What?!  Was I dreaming? What on earth had happened now? She went on to explain that they had begun with ultrasound to guide them, and there they were; not one, but two pregnancy sacs.  She started showing me pictures she had captured, and explained why she couldn’t go ahead given that there could now be the smallest chance that I was still pregnant; with twins. I was speechless. I spent the next half an hour in recovery completely dazed and confused, asking if anyone had told my husband what was going on? When they took me back to the day unit, there he was, looking even more shocked than I imagine my face had when I had woken up. Neither of us dare say anything for the first couple of minutes.  We had lost this baby three times in the last three weeks, and now, there were two?!

After another couple of hours I was taken back to the Early Pregnancy Unit, for another internal 3D scan with my consultant and the same lovely consultant who had looked after us and done the emergency laparoscopy for me.  They decided to scan together; to look at everything thoroughly; and sure enough, there they were; two sacs.  I couldn’t quite believe what I was seeing. There wasn’t much detail inside either, and no heartbeats; but two? We only had one good embryo transferred, so it must have split. I don’t even know what the chances of that are? (I mean, I am sure Dr Google would tell me, but we still weren’t speaking).  Both consultants agreed, they needed to give it more time, another week. They agreed the chances of the pregnancy being viable were very slim, but that they had to give it a chance, especially given the changes that had already happened in recent days. Another agonising wait.

The trouble is, with something like this, is you can’t just put it out of your mind? You can’t just say “Oh well, I won’t think about that until the next scan then.” It’s going on inside you, and you have absolutely no idea what is happening. I wanted to hide from the world during that week; actually, I did a pretty good job.  Only leaving the house to walk Boris; I didn’t drive anywhere or do anything until that following scan appointment.  It felt as though our lives were on hold, again. Our cards had been thrown up in the air once more, and the hand that was about to be dealt could give us everything, or take it all away.

I don’t think I will ever forget that final scan. Those two empty sacs on the screen next to one another. The way the consultant apologised and looked as though she was going to cry too.

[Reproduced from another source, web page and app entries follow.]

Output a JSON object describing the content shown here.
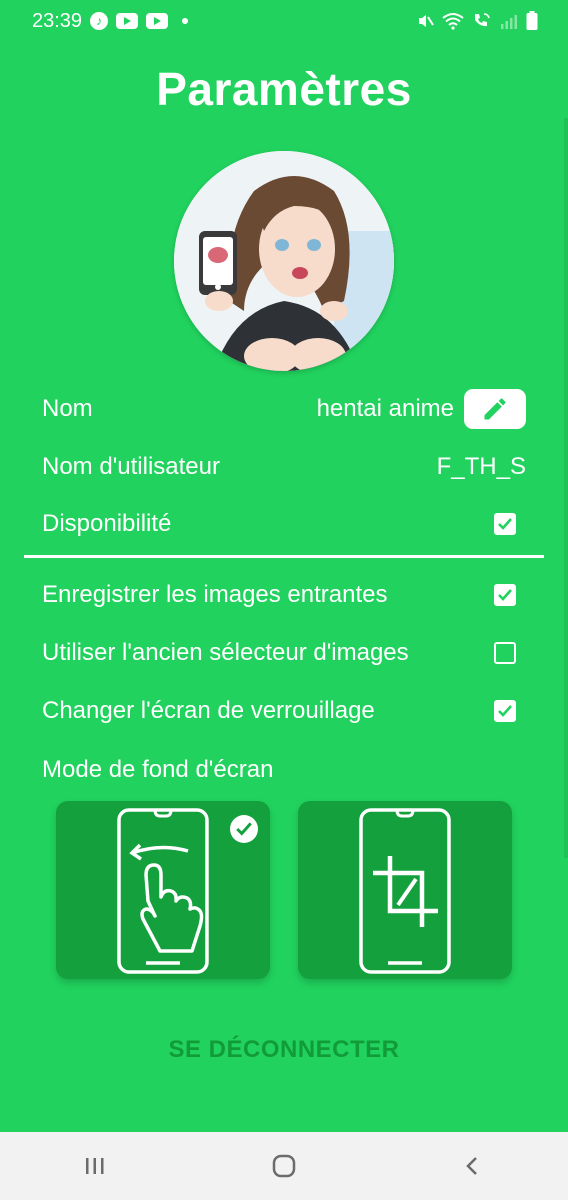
{
  "status_bar": {
    "time": "23:39",
    "icons_left": [
      "music-icon",
      "youtube-icon",
      "youtube-icon",
      "dot-icon"
    ],
    "icons_right": [
      "mute-icon",
      "wifi-icon",
      "wifi-call-icon",
      "signal-icon",
      "battery-icon"
    ]
  },
  "page": {
    "title": "Paramètres"
  },
  "profile": {
    "avatar": "profile-avatar",
    "name_label": "Nom",
    "name_value": "hentai anime",
    "username_label": "Nom d'utilisateur",
    "username_value": "F_TH_S",
    "availability_label": "Disponibilité",
    "availability_checked": true
  },
  "settings": {
    "items": [
      {
        "label": "Enregistrer les images entrantes",
        "checked": true
      },
      {
        "label": "Utiliser l'ancien sélecteur d'images",
        "checked": false
      },
      {
        "label": "Changer l'écran de verrouillage",
        "checked": true
      }
    ],
    "wallpaper_mode_label": "Mode de fond d'écran",
    "wallpaper_modes": [
      {
        "icon": "swipe-hand-icon",
        "selected": true
      },
      {
        "icon": "crop-icon",
        "selected": false
      }
    ]
  },
  "logout_label": "SE DÉCONNECTER",
  "colors": {
    "background": "#21d35e",
    "card": "#13a03d",
    "logout_text": "#129c39"
  },
  "nav_bar": {
    "buttons": [
      "recents-icon",
      "home-icon",
      "back-icon"
    ]
  }
}
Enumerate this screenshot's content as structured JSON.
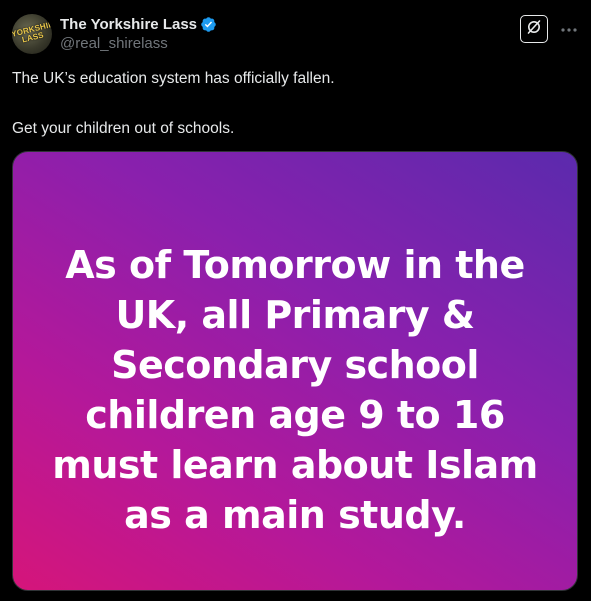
{
  "author": {
    "display_name": "The Yorkshire Lass",
    "handle": "@real_shirelass",
    "avatar_text": "YORKSHIRE LASS",
    "verified": true,
    "verified_color": "#1d9bf0"
  },
  "actions": {
    "grok_icon": "grok-icon",
    "more_icon": "more-dots-icon"
  },
  "tweet": {
    "paragraphs": [
      "The UK’s education system has officially fallen.",
      "Get your children out of schools."
    ]
  },
  "media": {
    "lines": [
      "As of Tomorrow in the",
      "UK, all Primary &",
      "Secondary school",
      "children age 9 to 16",
      "must learn about Islam",
      "as a main study."
    ],
    "gradient_colors": [
      "#d5157a",
      "#b4189a",
      "#8a20ad",
      "#5b2aad"
    ]
  }
}
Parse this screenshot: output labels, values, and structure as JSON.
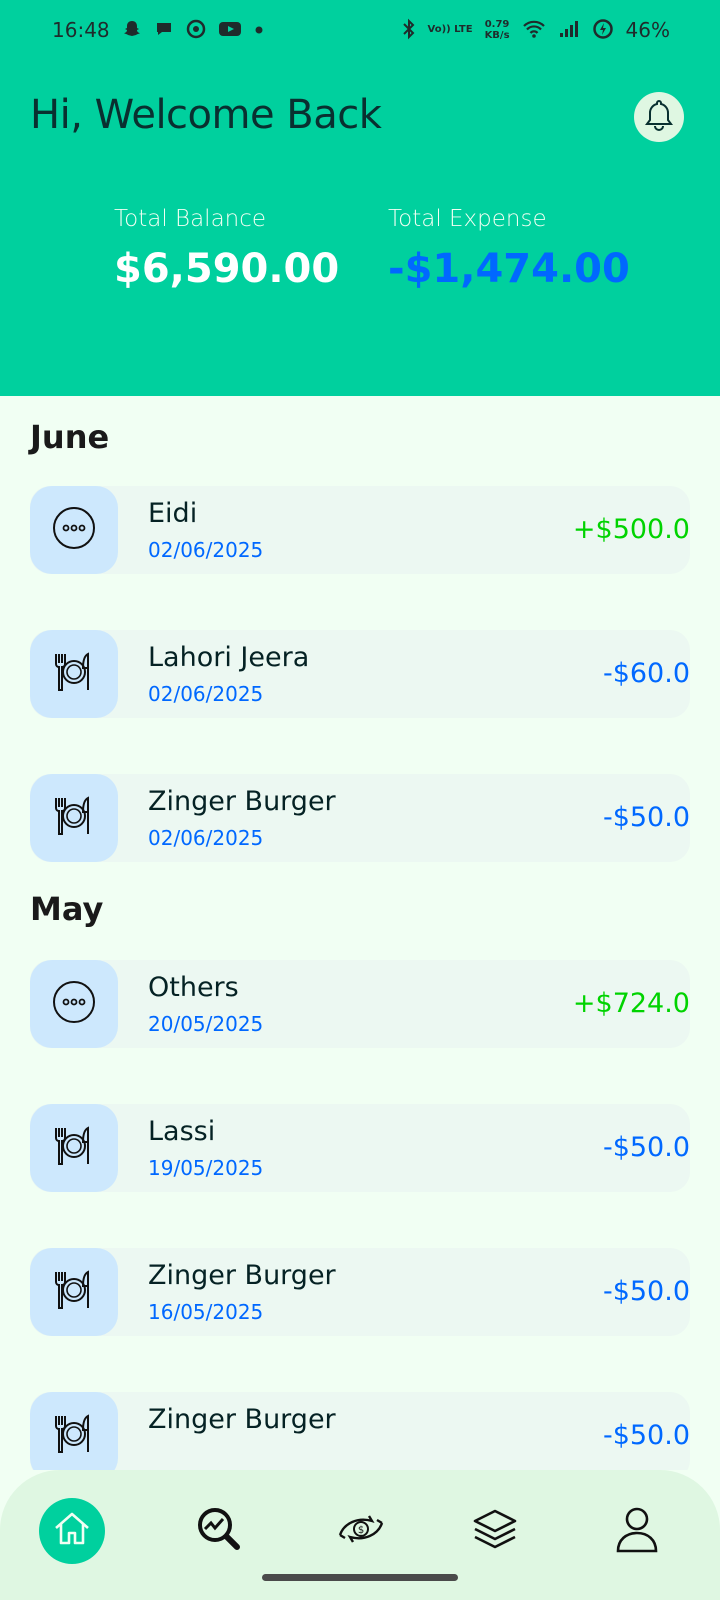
{
  "status_bar": {
    "time": "16:48",
    "network_label": "Vo)) LTE",
    "speed_value": "0.79",
    "speed_unit": "KB/s",
    "battery": "46%"
  },
  "header": {
    "greeting": "Hi, Welcome Back",
    "total_balance_label": "Total Balance",
    "total_balance_value": "$6,590.00",
    "total_expense_label": "Total Expense",
    "total_expense_value": "-$1,474.00"
  },
  "sections": [
    {
      "month": "June",
      "transactions": [
        {
          "title": "Eidi",
          "date": "02/06/2025",
          "amount": "+$500.0",
          "icon": "more-icon"
        },
        {
          "title": "Lahori Jeera",
          "date": "02/06/2025",
          "amount": "-$60.0",
          "icon": "food-icon"
        },
        {
          "title": "Zinger Burger",
          "date": "02/06/2025",
          "amount": "-$50.0",
          "icon": "food-icon"
        }
      ]
    },
    {
      "month": "May",
      "transactions": [
        {
          "title": "Others",
          "date": "20/05/2025",
          "amount": "+$724.0",
          "icon": "more-icon"
        },
        {
          "title": "Lassi",
          "date": "19/05/2025",
          "amount": "-$50.0",
          "icon": "food-icon"
        },
        {
          "title": "Zinger Burger",
          "date": "16/05/2025",
          "amount": "-$50.0",
          "icon": "food-icon"
        },
        {
          "title": "Zinger Burger",
          "date": "",
          "amount": "-$50.0",
          "icon": "food-icon"
        }
      ]
    }
  ],
  "nav": {
    "items": [
      "home-icon",
      "analysis-icon",
      "transactions-icon",
      "categories-icon",
      "profile-icon"
    ],
    "active": "home-icon"
  },
  "colors": {
    "header": "#00D09E",
    "background": "#F1FFF3",
    "income": "#00D300",
    "expense": "#0068FF",
    "icon_tile": "#CDE8FD",
    "nav": "#DFF7E2"
  }
}
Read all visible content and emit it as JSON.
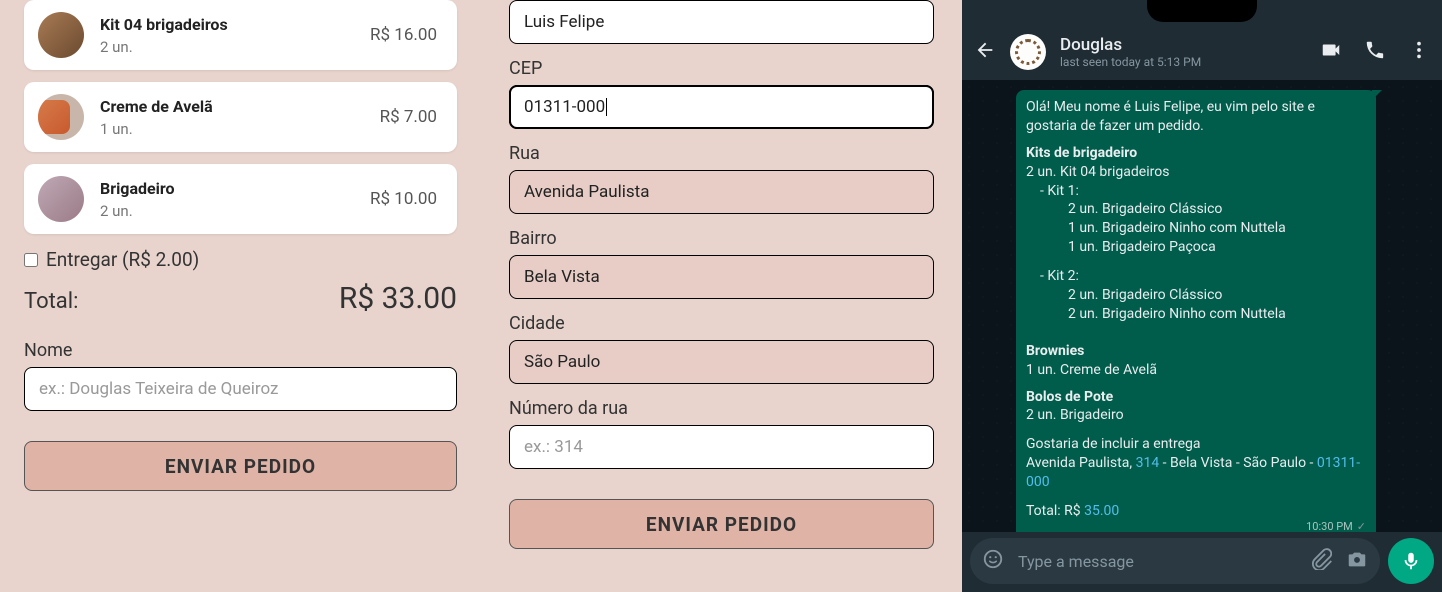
{
  "cart": {
    "items": [
      {
        "title": "Kit 04 brigadeiros",
        "qty": "2 un.",
        "price": "R$ 16.00"
      },
      {
        "title": "Creme de Avelã",
        "qty": "1 un.",
        "price": "R$ 7.00"
      },
      {
        "title": "Brigadeiro",
        "qty": "2 un.",
        "price": "R$ 10.00"
      }
    ],
    "deliver_label": "Entregar (R$ 2.00)",
    "total_label": "Total:",
    "total_value": "R$ 33.00",
    "name_label": "Nome",
    "name_placeholder": "ex.: Douglas Teixeira de Queiroz",
    "send_label": "ENVIAR PEDIDO"
  },
  "form": {
    "name_value": "Luis Felipe",
    "cep_label": "CEP",
    "cep_value": "01311-000",
    "rua_label": "Rua",
    "rua_value": "Avenida Paulista",
    "bairro_label": "Bairro",
    "bairro_value": "Bela Vista",
    "cidade_label": "Cidade",
    "cidade_value": "São Paulo",
    "numero_label": "Número da rua",
    "numero_placeholder": "ex.: 314",
    "send_label": "ENVIAR PEDIDO"
  },
  "whatsapp": {
    "contact_name": "Douglas",
    "status": "last seen today at 5:13 PM",
    "input_placeholder": "Type a message",
    "msg": {
      "intro": "Olá! Meu nome é Luis Felipe, eu vim pelo site e gostaria de fazer um pedido.",
      "sec1_title": "Kits de brigadeiro",
      "sec1_line1": "2 un. Kit 04 brigadeiros",
      "sec1_kit1": "- Kit 1:",
      "sec1_kit1_a": "2 un. Brigadeiro Clássico",
      "sec1_kit1_b": "1 un. Brigadeiro Ninho com Nuttela",
      "sec1_kit1_c": "1 un. Brigadeiro Paçoca",
      "sec1_kit2": "- Kit 2:",
      "sec1_kit2_a": "2 un. Brigadeiro Clássico",
      "sec1_kit2_b": "2 un. Brigadeiro Ninho com Nuttela",
      "sec2_title": "Brownies",
      "sec2_a": "1 un. Creme de Avelã",
      "sec3_title": "Bolos de Pote",
      "sec3_a": "2 un. Brigadeiro",
      "delivery_intro": "Gostaria de incluir a entrega",
      "addr_street": "Avenida Paulista, ",
      "addr_num": "314",
      "addr_mid": " - Bela Vista - São Paulo - ",
      "addr_cep": "01311-000",
      "total_prefix": "Total: R$ ",
      "total_num": "35.00",
      "time": "10:30 PM"
    }
  }
}
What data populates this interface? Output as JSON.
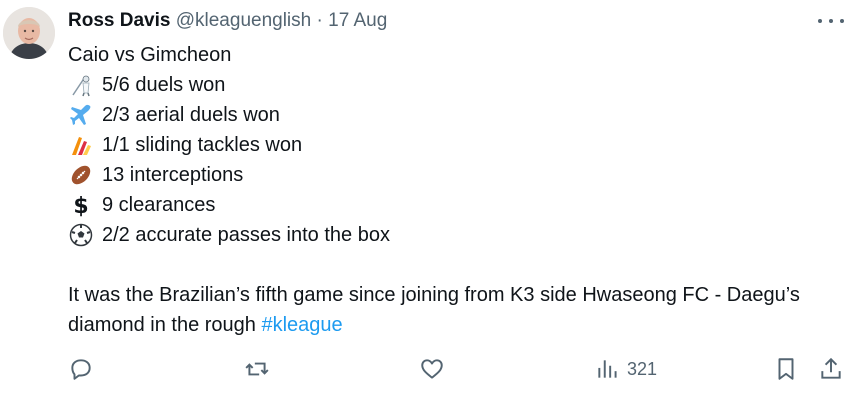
{
  "tweet": {
    "author_name": "Ross Davis",
    "handle": "@kleaguenglish",
    "separator": "·",
    "date": "17 Aug",
    "title_line": "Caio vs Gimcheon",
    "stats": [
      {
        "icon": "fencing-icon",
        "text": "5/6 duels won"
      },
      {
        "icon": "airplane-icon",
        "text": "2/3 aerial duels won"
      },
      {
        "icon": "slide-icon",
        "text": "1/1 sliding tackles won"
      },
      {
        "icon": "american-football-icon",
        "text": "13 interceptions"
      },
      {
        "icon": "dollar-sign-icon",
        "text": "9 clearances"
      },
      {
        "icon": "soccer-ball-icon",
        "text": "2/2 accurate passes into the box"
      }
    ],
    "paragraph": "It was the Brazilian’s fifth game since joining from K3 side Hwaseong FC - Daegu’s diamond in the rough",
    "hashtag": "#kleague"
  },
  "actions": {
    "views_count": "321",
    "icons": [
      "reply-icon",
      "retweet-icon",
      "like-icon",
      "views-icon",
      "bookmark-icon",
      "share-icon"
    ]
  },
  "colors": {
    "text": "#0f1419",
    "secondary": "#536471",
    "link": "#1d9bf0"
  }
}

The way she placed her hand on my leg as she delivered the news we had been dreading.  The way my husband squeezed my hand so tightly, or the hug that the nurse gave me before she took us through to another room to discuss what would happen next.  I never would have expected twins, I never would have dared dream of them; but seeing them there on the screen made it all the more real, what we had just lost.  The consultant said “I wish I had been able to give you both some happy news. I really do.”  So do I, more than she will ever know.

For now, every healthcare professional we have had contact with can only apologise for us getting even more “bad luck”. Our track record seems to baffle them. I’ll be honest, it baffles me. We starting trying for a baby four and a half years ago, I was 29.  I’m 34 this month.  Time is hurtling forward and each year seems to bring new heartbreak, more complication, and that happily-ever-after seems further away than ever before.

As I sit here, no longer pregnant, and drinking one of my first caffeinated coffees in months (well, you’ve got to treat yourself sometimes?!), I wonder what could possibly happen next?  You see, it appears we have run out of steam, given up on the fight, for now, at least.

Perhaps I won’t burn those positivity pants just yet though, hey?

Elle x

1 in 4 pregnancies in the UK end in loss.  Tommy’s the Baby Charity provide vital research to reducing miscarriage and still birth, and are committed to supporting those families who are affected by it.  If you, or someone you know, needs support, you can find out more about Tommy’s by clicking here.